● INSTRUCTIONS TO FOLLOW: Set down the material in full. Keep every line exactly as it is.

● RECORD SET:

.....

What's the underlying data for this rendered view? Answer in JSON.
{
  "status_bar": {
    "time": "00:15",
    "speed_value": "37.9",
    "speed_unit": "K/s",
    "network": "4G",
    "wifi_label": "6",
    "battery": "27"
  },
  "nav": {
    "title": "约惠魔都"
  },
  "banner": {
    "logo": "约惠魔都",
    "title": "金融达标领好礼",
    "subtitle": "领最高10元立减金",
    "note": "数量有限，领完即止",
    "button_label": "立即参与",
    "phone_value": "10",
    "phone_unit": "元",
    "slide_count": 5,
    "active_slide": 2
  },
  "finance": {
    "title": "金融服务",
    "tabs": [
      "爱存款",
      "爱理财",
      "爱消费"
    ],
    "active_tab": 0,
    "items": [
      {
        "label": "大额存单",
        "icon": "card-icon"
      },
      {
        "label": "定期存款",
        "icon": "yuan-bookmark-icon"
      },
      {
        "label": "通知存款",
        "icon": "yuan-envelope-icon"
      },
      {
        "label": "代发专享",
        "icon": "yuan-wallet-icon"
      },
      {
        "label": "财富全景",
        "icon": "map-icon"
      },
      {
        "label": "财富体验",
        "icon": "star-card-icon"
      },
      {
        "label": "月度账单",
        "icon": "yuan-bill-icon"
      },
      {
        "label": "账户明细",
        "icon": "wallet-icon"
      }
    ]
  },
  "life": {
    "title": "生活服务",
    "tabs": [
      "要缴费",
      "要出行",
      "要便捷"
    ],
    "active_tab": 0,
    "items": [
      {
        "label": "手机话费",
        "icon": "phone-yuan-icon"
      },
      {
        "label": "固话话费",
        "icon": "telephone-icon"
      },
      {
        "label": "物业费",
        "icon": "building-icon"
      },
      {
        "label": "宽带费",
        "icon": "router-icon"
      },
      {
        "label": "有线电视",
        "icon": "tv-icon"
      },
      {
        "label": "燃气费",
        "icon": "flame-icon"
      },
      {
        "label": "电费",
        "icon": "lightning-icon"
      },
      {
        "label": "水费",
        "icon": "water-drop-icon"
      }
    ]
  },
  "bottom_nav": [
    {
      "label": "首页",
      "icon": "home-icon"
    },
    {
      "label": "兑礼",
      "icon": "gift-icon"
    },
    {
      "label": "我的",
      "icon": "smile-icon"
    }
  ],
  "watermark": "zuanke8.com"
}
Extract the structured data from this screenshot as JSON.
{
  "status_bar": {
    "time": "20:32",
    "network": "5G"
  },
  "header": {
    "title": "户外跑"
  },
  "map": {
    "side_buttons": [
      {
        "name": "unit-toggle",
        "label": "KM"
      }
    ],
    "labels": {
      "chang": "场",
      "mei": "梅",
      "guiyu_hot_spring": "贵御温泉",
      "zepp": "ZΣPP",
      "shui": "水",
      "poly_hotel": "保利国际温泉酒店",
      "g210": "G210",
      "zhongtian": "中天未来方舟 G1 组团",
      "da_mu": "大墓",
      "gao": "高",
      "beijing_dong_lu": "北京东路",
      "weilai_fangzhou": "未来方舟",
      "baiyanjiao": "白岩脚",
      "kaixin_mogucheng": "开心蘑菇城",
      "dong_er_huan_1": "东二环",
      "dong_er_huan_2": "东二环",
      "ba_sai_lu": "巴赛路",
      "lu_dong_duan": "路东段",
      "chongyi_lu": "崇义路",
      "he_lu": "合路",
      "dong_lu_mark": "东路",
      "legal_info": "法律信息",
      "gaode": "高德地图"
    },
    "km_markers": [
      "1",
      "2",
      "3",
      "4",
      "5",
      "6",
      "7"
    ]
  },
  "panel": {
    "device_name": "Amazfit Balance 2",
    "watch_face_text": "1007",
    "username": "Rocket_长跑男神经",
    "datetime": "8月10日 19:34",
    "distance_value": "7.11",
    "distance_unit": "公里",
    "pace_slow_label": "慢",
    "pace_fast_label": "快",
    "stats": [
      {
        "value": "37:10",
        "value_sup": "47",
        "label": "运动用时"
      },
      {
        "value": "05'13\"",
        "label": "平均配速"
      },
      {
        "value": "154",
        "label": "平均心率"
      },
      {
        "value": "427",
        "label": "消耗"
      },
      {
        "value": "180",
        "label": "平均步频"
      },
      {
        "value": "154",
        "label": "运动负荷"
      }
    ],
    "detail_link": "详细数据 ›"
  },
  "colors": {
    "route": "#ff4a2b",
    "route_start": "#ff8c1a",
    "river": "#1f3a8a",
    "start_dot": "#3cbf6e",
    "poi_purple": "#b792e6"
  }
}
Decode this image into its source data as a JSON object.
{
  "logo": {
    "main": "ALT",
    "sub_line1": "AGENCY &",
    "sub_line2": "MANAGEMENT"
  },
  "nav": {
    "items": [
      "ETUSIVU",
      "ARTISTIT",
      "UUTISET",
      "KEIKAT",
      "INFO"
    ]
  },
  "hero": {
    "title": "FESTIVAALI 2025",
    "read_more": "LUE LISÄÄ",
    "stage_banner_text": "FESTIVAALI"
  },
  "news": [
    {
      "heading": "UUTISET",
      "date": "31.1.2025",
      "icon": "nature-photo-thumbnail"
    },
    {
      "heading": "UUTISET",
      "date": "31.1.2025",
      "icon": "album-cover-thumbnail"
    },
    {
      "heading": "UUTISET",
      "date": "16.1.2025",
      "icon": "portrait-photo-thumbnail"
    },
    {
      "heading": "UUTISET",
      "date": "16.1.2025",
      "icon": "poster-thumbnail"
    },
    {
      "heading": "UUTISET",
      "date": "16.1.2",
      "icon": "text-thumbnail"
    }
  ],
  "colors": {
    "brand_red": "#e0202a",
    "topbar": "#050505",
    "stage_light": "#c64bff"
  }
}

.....

● SOLUTION TO THIS TASK:
What's the underlying data for this rendered view? Answer in JSON.
{
  "status_bar": {
    "time": "00:15",
    "speed_value": "37.9",
    "speed_unit": "K/s",
    "network": "4G",
    "wifi_label": "6",
    "battery": "27"
  },
  "nav": {
    "title": "约惠魔都"
  },
  "banner": {
    "logo": "约惠魔都",
    "title": "金融达标领好礼",
    "subtitle": "领最高10元立减金",
    "note": "数量有限，领完即止",
    "button_label": "立即参与",
    "phone_value": "10",
    "phone_unit": "元",
    "slide_count": 5,
    "active_slide": 2
  },
  "finance": {
    "title": "金融服务",
    "tabs": [
      "爱存款",
      "爱理财",
      "爱消费"
    ],
    "active_tab": 0,
    "items": [
      {
        "label": "大额存单",
        "icon": "card-icon"
      },
      {
        "label": "定期存款",
        "icon": "yuan-bookmark-icon"
      },
      {
        "label": "通知存款",
        "icon": "yuan-envelope-icon"
      },
      {
        "label": "代发专享",
        "icon": "yuan-wallet-icon"
      },
      {
        "label": "财富全景",
        "icon": "map-icon"
      },
      {
        "label": "财富体验",
        "icon": "star-card-icon"
      },
      {
        "label": "月度账单",
        "icon": "yuan-bill-icon"
      },
      {
        "label": "账户明细",
        "icon": "wallet-icon"
      }
    ]
  },
  "life": {
    "title": "生活服务",
    "tabs": [
      "要缴费",
      "要出行",
      "要便捷"
    ],
    "active_tab": 0,
    "items": [
      {
        "label": "手机话费",
        "icon": "phone-yuan-icon"
      },
      {
        "label": "固话话费",
        "icon": "telephone-icon"
      },
      {
        "label": "物业费",
        "icon": "building-icon"
      },
      {
        "label": "宽带费",
        "icon": "router-icon"
      },
      {
        "label": "有线电视",
        "icon": "tv-icon"
      },
      {
        "label": "燃气费",
        "icon": "flame-icon"
      },
      {
        "label": "电费",
        "icon": "lightning-icon"
      },
      {
        "label": "水费",
        "icon": "water-drop-icon"
      }
    ]
  },
  "bottom_nav": [
    {
      "label": "首页",
      "icon": "home-icon"
    },
    {
      "label": "兑礼",
      "icon": "gift-icon"
    },
    {
      "label": "我的",
      "icon": "smile-icon"
    }
  ],
  "watermark": "zuanke8.com"
}
Extract the structured data from this screenshot as JSON.
{
  "status_bar": {
    "time": "20:32",
    "network": "5G"
  },
  "header": {
    "title": "户外跑"
  },
  "map": {
    "side_buttons": [
      {
        "name": "unit-toggle",
        "label": "KM"
      }
    ],
    "labels": {
      "chang": "场",
      "mei": "梅",
      "guiyu_hot_spring": "贵御温泉",
      "zepp": "ZΣPP",
      "shui": "水",
      "poly_hotel": "保利国际温泉酒店",
      "g210": "G210",
      "zhongtian": "中天未来方舟 G1 组团",
      "da_mu": "大墓",
      "gao": "高",
      "beijing_dong_lu": "北京东路",
      "weilai_fangzhou": "未来方舟",
      "baiyanjiao": "白岩脚",
      "kaixin_mogucheng": "开心蘑菇城",
      "dong_er_huan_1": "东二环",
      "dong_er_huan_2": "东二环",
      "ba_sai_lu": "巴赛路",
      "lu_dong_duan": "路东段",
      "chongyi_lu": "崇义路",
      "he_lu": "合路",
      "dong_lu_mark": "东路",
      "legal_info": "法律信息",
      "gaode": "高德地图"
    },
    "km_markers": [
      "1",
      "2",
      "3",
      "4",
      "5",
      "6",
      "7"
    ]
  },
  "panel": {
    "device_name": "Amazfit Balance 2",
    "watch_face_text": "1007",
    "username": "Rocket_长跑男神经",
    "datetime": "8月10日 19:34",
    "distance_value": "7.11",
    "distance_unit": "公里",
    "pace_slow_label": "慢",
    "pace_fast_label": "快",
    "stats": [
      {
        "value": "37:10",
        "value_sup": "47",
        "label": "运动用时"
      },
      {
        "value": "05'13\"",
        "label": "平均配速"
      },
      {
        "value": "154",
        "label": "平均心率"
      },
      {
        "value": "427",
        "label": "消耗"
      },
      {
        "value": "180",
        "label": "平均步频"
      },
      {
        "value": "154",
        "label": "运动负荷"
      }
    ],
    "detail_link": "详细数据 ›"
  },
  "colors": {
    "route": "#ff4a2b",
    "route_start": "#ff8c1a",
    "river": "#1f3a8a",
    "start_dot": "#3cbf6e",
    "poi_purple": "#b792e6"
  }
}
Decode this image into its source data as a JSON object.
{
  "logo": {
    "main": "ALT",
    "sub_line1": "AGENCY &",
    "sub_line2": "MANAGEMENT"
  },
  "nav": {
    "items": [
      "ETUSIVU",
      "ARTISTIT",
      "UUTISET",
      "KEIKAT",
      "INFO"
    ]
  },
  "hero": {
    "title": "FESTIVAALI 2025",
    "read_more": "LUE LISÄÄ",
    "stage_banner_text": "FESTIVAALI"
  },
  "news": [
    {
      "heading": "UUTISET",
      "date": "31.1.2025",
      "icon": "nature-photo-thumbnail"
    },
    {
      "heading": "UUTISET",
      "date": "31.1.2025",
      "icon": "album-cover-thumbnail"
    },
    {
      "heading": "UUTISET",
      "date": "16.1.2025",
      "icon": "portrait-photo-thumbnail"
    },
    {
      "heading": "UUTISET",
      "date": "16.1.2025",
      "icon": "poster-thumbnail"
    },
    {
      "heading": "UUTISET",
      "date": "16.1.2",
      "icon": "text-thumbnail"
    }
  ],
  "colors": {
    "brand_red": "#e0202a",
    "topbar": "#050505",
    "stage_light": "#c64bff"
  }
}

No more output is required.